What you should do:
When the word "date" shows up in a line of the data below, copy that whole line.
Source material Start Marker
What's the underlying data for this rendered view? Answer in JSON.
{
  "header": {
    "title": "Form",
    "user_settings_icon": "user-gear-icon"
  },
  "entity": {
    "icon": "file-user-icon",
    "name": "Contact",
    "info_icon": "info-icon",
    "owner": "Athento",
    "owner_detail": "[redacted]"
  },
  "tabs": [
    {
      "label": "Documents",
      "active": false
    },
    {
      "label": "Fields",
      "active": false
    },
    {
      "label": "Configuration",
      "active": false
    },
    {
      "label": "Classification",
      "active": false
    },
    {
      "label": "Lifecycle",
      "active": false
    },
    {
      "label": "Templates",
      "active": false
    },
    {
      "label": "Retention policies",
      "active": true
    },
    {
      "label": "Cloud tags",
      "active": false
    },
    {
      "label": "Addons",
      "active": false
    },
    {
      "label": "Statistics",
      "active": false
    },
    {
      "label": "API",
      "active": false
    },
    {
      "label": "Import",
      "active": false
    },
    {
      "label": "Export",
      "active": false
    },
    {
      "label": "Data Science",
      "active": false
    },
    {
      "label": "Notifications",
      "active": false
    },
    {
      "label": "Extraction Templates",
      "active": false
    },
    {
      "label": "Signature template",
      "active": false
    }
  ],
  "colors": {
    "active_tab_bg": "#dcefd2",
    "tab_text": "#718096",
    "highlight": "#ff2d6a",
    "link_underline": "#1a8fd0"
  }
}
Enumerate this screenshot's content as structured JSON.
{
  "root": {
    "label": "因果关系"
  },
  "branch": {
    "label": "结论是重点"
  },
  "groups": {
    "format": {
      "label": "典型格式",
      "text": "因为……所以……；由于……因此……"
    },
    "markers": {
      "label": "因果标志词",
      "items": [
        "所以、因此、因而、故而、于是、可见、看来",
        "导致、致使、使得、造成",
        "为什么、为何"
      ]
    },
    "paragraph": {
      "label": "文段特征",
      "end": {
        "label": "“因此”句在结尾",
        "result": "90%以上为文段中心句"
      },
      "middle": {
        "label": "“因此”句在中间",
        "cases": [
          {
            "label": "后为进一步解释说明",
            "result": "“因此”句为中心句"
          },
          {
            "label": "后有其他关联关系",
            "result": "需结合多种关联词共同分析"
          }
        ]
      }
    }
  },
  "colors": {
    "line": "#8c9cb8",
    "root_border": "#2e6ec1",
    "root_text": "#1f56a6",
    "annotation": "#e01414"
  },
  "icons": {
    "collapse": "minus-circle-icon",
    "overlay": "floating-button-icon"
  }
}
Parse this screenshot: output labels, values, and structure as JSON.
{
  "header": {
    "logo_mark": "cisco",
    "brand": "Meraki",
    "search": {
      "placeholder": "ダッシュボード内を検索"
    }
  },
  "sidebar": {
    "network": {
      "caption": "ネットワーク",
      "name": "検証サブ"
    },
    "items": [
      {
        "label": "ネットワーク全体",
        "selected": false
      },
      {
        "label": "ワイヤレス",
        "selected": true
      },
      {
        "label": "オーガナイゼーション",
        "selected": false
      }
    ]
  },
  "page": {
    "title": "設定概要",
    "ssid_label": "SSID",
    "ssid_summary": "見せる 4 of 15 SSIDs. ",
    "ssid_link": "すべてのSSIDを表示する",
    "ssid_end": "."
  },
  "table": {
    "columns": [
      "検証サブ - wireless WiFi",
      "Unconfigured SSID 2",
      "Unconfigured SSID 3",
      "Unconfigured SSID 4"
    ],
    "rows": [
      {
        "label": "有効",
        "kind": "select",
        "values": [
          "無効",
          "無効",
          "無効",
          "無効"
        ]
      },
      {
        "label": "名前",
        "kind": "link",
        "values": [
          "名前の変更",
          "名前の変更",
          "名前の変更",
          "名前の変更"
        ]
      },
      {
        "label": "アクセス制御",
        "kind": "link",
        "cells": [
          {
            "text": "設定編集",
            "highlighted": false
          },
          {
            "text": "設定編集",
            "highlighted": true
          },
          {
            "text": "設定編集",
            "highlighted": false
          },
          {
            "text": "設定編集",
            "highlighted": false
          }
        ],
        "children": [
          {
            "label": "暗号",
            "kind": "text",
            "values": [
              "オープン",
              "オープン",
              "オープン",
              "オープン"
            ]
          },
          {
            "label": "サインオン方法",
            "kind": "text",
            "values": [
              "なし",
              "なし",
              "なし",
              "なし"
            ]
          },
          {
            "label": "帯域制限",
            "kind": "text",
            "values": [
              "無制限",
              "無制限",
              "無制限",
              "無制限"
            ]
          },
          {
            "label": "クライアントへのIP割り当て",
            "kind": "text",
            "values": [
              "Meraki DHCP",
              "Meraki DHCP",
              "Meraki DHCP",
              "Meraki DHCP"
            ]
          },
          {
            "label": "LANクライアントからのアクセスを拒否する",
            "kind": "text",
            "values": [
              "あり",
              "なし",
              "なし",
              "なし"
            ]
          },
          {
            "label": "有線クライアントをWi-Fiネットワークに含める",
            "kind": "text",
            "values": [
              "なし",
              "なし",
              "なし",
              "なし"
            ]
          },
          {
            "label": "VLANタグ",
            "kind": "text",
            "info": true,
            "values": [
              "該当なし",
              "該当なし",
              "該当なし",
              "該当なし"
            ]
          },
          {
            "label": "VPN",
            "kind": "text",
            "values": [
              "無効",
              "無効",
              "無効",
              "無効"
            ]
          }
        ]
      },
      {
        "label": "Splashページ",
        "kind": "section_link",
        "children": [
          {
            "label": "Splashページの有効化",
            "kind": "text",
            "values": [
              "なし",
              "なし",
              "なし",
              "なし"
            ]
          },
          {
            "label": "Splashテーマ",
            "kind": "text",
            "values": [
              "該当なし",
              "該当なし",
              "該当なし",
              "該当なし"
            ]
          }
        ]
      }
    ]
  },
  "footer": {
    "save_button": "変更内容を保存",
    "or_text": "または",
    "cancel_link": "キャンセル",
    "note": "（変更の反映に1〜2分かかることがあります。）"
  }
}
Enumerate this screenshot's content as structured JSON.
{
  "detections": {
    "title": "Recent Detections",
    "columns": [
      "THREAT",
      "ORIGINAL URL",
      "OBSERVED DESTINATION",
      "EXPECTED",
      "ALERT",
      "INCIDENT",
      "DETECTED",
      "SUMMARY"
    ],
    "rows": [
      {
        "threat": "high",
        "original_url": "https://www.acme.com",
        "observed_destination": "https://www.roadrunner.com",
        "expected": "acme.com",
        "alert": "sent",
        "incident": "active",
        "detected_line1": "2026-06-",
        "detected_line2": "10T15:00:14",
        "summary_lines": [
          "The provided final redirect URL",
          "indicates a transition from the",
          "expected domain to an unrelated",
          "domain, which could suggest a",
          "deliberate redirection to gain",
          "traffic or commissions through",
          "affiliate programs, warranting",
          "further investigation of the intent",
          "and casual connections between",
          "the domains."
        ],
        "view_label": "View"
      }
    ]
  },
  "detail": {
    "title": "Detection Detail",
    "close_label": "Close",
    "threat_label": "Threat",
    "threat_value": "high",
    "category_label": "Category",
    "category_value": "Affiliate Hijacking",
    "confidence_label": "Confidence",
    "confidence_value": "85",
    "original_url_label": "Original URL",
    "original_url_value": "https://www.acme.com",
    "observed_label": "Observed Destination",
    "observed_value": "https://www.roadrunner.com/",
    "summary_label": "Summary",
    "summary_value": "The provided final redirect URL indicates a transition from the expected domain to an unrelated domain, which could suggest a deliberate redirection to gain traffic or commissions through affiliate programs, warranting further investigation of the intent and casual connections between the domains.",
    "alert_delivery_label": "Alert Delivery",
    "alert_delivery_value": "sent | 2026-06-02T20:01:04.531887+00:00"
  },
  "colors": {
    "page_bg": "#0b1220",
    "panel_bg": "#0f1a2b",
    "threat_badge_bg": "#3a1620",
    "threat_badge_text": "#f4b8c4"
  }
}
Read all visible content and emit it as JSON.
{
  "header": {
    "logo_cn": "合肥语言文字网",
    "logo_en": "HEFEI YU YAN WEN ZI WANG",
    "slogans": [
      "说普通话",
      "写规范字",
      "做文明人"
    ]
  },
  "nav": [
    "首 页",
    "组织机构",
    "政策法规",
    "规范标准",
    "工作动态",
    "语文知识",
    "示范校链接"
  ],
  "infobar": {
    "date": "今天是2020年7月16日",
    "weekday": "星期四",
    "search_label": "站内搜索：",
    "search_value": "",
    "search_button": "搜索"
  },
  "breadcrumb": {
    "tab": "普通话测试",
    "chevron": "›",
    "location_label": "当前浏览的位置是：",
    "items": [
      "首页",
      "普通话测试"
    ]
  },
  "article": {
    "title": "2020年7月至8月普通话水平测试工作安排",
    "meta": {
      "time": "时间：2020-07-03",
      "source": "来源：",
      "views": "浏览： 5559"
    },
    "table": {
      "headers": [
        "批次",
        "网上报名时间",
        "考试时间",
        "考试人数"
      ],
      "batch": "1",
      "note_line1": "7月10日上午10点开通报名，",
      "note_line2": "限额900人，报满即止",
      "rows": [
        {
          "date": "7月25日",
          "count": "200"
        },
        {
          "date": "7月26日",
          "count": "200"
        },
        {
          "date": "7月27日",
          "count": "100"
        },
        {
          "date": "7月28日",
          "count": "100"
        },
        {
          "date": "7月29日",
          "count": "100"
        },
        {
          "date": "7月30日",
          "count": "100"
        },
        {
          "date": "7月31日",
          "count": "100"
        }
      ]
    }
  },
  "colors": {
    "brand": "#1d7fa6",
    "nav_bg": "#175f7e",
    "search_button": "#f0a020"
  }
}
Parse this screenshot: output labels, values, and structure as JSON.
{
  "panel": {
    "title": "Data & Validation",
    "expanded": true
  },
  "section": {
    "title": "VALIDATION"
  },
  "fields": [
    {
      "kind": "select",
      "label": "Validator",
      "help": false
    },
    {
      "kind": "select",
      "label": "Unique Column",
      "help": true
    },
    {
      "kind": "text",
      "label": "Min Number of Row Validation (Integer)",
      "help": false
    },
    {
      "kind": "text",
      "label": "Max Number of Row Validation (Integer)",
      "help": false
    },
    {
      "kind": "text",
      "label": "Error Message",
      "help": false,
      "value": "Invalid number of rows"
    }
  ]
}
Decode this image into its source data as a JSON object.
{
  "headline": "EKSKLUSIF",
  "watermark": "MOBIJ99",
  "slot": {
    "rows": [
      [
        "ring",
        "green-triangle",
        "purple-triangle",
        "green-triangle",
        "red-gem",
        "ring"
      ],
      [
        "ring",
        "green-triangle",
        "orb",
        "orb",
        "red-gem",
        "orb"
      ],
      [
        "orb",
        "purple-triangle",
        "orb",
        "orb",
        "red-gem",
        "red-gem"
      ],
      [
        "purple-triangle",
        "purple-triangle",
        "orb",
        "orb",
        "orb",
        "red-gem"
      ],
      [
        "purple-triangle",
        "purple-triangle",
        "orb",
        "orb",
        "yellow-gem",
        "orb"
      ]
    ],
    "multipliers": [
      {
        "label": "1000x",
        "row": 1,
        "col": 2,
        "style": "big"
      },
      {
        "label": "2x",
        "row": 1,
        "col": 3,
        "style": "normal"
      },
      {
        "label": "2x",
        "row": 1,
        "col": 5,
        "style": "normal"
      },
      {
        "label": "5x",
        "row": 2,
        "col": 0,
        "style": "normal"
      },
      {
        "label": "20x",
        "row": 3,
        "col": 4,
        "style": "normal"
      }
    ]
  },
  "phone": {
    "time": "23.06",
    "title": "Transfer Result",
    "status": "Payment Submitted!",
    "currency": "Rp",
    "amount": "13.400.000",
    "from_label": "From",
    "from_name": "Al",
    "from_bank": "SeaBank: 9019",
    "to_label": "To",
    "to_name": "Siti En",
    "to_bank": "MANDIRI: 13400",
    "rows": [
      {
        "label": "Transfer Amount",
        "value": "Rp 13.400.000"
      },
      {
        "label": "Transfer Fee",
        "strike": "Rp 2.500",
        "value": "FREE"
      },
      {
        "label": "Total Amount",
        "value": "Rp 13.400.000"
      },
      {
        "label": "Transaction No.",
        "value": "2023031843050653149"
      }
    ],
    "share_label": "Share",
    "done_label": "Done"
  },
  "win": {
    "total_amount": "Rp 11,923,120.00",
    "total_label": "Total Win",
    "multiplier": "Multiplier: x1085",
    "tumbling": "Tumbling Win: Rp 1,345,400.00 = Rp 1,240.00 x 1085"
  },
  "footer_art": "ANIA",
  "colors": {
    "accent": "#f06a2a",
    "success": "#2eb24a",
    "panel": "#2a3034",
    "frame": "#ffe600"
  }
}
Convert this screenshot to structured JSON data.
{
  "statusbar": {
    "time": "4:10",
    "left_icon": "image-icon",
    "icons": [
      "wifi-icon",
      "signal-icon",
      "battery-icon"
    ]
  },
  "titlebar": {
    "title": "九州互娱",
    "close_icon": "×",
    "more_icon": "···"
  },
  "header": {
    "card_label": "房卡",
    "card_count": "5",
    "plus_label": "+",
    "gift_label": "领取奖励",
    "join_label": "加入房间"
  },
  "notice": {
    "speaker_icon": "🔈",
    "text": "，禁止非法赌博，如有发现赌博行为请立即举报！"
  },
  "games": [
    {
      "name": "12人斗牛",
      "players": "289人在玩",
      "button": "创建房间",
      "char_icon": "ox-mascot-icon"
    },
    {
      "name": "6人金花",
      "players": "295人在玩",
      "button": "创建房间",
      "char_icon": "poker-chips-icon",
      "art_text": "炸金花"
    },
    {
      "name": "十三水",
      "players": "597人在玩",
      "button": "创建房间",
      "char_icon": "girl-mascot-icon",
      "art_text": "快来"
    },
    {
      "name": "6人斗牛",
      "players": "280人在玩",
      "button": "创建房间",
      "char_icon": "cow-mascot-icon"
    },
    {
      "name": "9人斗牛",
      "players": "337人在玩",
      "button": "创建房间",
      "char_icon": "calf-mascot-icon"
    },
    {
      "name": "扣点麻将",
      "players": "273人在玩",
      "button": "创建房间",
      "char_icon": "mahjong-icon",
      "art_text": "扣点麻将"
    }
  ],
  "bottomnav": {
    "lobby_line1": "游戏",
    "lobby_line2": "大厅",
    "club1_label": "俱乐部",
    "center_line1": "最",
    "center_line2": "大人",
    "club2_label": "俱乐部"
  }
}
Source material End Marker
Answer box:
    "date": "今天是2020年7月16日",
          "date": "7月25日",
          "date": "7月26日",
          "date": "7月27日",
          "date": "7月28日",
          "date": "7月29日",
          "date": "7月30日",
          "date": "7月31日",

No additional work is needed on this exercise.